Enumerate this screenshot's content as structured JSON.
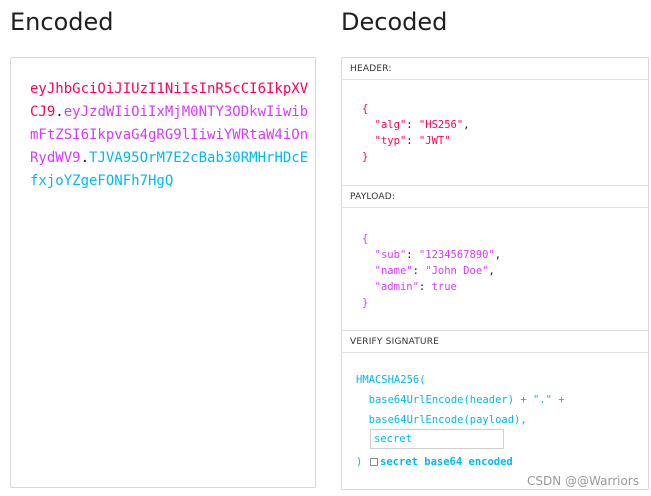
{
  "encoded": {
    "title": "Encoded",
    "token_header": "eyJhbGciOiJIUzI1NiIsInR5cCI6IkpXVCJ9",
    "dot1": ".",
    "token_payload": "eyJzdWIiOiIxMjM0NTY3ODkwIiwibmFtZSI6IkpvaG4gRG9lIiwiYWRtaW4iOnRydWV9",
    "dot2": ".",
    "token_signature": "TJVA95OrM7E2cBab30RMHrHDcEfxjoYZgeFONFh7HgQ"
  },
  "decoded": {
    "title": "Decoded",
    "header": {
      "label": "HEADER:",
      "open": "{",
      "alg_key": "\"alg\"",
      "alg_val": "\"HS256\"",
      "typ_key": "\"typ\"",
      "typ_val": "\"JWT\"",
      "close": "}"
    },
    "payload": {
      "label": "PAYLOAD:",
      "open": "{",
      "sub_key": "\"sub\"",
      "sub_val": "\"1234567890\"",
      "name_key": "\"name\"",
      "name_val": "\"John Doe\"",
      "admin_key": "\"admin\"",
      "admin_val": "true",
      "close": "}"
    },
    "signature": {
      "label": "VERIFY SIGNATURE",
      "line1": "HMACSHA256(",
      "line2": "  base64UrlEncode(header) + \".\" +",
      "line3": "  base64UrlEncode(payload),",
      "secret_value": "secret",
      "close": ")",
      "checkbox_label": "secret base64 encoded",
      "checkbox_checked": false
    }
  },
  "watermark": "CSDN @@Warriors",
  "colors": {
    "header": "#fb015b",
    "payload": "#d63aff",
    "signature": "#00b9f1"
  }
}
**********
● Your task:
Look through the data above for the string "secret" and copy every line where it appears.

● Result of this exercise:
      "secret_value": "secret",
      "checkbox_label": "secret base64 encoded",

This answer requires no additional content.